Bulbophyllum medusae Bulbophyllum medusae photo by Eric Hunt ©

Coffee and lumber are two of the largest export products from Sumatra, Indonesia. The park has lost 20% of its forest to illegal coffee growing. The World Wildlife Fund has found that more than 450 km² of Bukit Barisan Selatan park land is being used for growing coffee, producing over 19,600 tons. The coffee is then mixed in with legally grown Sumatra coffee and sold to the world market.  Indonesia is the 4th largest producer of coffee and the 2nd largest of robusta coffee. Robusta coffee is the coffee found in the major brands in your grocery store. Vietnam is 1st in both. Madagascar is also a major producer.

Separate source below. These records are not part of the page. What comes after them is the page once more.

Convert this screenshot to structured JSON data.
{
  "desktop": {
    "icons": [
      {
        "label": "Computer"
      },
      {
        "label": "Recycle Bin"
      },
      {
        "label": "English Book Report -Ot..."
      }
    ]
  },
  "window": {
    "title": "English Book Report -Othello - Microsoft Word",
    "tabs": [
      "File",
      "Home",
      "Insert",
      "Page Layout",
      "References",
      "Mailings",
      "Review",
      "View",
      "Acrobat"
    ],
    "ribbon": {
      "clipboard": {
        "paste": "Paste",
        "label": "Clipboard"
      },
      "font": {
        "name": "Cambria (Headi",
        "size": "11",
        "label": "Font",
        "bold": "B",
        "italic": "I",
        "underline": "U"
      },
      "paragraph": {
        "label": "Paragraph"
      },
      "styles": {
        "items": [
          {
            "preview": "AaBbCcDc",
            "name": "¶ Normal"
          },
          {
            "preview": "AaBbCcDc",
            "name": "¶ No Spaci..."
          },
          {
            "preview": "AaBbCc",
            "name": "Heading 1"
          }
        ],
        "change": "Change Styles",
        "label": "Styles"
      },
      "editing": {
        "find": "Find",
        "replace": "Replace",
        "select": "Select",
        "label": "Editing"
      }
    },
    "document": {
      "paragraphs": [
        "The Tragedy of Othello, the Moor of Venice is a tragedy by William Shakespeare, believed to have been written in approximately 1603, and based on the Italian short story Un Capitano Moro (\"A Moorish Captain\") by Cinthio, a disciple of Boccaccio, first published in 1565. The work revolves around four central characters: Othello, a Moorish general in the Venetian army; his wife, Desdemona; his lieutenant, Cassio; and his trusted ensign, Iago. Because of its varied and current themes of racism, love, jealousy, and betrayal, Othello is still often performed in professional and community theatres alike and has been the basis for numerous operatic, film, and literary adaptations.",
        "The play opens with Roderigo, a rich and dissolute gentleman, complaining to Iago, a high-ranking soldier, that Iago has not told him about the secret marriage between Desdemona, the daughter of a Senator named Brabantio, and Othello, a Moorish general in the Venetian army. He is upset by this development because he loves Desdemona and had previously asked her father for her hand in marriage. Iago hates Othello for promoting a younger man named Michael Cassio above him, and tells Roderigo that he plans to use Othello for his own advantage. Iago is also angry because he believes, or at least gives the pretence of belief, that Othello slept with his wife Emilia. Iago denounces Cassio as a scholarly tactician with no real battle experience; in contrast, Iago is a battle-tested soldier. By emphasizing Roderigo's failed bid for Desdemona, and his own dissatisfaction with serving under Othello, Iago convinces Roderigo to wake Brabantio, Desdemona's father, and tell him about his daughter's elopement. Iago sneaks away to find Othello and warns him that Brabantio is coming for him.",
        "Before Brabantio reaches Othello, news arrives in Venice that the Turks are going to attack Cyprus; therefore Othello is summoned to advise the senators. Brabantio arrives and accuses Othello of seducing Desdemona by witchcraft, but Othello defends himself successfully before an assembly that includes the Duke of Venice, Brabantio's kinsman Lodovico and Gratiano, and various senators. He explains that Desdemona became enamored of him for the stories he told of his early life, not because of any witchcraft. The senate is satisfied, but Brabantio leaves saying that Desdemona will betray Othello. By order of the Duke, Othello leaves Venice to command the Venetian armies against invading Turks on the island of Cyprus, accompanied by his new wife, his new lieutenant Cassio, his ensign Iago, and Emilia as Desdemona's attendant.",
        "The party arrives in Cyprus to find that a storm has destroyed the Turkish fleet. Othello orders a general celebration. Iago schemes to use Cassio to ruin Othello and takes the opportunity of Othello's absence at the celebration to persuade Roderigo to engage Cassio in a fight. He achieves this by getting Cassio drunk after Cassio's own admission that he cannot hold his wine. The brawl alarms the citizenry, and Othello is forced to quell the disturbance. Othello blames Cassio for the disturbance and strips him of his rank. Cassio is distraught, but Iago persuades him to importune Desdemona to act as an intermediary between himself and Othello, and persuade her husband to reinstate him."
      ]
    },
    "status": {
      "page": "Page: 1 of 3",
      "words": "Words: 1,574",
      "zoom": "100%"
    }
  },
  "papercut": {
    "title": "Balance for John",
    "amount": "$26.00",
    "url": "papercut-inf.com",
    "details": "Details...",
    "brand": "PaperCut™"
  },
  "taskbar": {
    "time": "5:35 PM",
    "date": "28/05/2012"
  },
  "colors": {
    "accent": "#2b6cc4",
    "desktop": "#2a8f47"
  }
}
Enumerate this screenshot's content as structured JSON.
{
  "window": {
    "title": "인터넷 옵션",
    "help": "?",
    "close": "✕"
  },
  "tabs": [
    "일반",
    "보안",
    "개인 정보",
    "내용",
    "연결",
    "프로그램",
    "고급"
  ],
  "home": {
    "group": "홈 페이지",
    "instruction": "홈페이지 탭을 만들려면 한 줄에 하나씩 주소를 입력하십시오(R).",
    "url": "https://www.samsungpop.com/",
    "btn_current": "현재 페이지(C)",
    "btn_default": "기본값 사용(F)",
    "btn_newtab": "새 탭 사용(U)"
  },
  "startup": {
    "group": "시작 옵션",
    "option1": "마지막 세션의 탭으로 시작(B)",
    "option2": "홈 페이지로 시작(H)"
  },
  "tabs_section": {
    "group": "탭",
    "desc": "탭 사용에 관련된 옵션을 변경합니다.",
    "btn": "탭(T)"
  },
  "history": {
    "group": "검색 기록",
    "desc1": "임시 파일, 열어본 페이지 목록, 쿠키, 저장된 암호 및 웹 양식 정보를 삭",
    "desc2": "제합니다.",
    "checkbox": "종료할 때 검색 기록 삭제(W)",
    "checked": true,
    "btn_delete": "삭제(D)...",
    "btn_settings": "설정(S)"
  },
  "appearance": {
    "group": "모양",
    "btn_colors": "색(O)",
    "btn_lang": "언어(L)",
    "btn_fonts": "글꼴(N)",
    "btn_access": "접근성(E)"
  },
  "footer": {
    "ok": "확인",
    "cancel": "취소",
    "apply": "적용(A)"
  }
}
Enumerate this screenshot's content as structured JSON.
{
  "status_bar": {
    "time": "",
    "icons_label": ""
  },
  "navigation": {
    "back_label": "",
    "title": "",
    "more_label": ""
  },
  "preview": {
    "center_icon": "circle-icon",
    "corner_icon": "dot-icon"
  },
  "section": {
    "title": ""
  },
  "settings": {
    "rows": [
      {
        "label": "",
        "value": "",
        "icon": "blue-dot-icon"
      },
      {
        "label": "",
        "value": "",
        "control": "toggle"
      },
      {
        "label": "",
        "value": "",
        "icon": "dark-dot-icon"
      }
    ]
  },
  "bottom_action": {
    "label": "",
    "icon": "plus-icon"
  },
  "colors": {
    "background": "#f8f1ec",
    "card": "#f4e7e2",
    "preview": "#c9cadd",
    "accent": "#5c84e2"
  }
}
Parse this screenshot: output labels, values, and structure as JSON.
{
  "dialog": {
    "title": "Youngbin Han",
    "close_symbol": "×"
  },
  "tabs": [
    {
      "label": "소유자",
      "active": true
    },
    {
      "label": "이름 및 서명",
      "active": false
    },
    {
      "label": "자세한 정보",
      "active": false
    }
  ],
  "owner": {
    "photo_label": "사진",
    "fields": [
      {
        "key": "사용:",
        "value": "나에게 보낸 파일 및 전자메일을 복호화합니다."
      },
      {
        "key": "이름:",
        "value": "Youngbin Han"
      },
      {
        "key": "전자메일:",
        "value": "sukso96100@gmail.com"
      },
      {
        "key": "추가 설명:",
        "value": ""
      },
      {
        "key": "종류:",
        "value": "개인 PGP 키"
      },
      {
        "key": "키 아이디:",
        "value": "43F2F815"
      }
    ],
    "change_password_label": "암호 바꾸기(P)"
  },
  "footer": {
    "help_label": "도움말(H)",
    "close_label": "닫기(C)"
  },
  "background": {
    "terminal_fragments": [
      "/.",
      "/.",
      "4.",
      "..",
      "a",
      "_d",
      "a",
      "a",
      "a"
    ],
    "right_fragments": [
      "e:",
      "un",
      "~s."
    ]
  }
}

Over 50% of the island of Sumatra's forest has been cut down. In Bukit Barisan Selatan National Park the Lampung chapter of the Indonesian Forum for the Environment (Walhi) records that around 50 percent of the park area has been damaged, while the Lampung Forest Conservation Consortium (KKHL) claims 60 percent of the park area has been destroyed.

73% of the the lumber is illegally cut down. The illegal lumbering is the root cause for flooding and landslides hitting Sumatra and Indonesia as a whole. From illegal-logging.info: " In some provinces, notably Riau, police investigations have shown that logging companies have somehow managed to obtain licences from the local authorities to cut down trees in protected rainforests... The inability of the authorities to rein in the loggers has been variously ascribed to a shortage of forestry officials, collusion between police and logging companies, and corrupt judges."

Current predictions (2008) are 70% of the park will devoted to coffee growing, forested or settlements by the end of 2010. There are currently around 15,600 squatter homes in the area.

bbsnp deforestation
Deforestation just outside Bukit Barisan Selatan National Park. photo by Kathleen Sullivan
 
lumber truck
Lumber Truck in Sumatra photo by Kathleen Sullivan

elephants camera
Elephants of the Flying Squad escorting a baby elephant out the park after being found alone. Its mother had been poached. The use of domestic elephants to lead a baby elephant out of the wild is less tramatizing to them then humans capturing the baby elephant. photo by Kathleen Sullivan

Sumatra, Indonesia is the 6th largest island in the world, 1100 miles long, 270 miles wide at its widest point with 986 orchid species.

Map is fully functional. You do not need Google Earth installed.

Latitude:-4.961781, Longitude:104.181103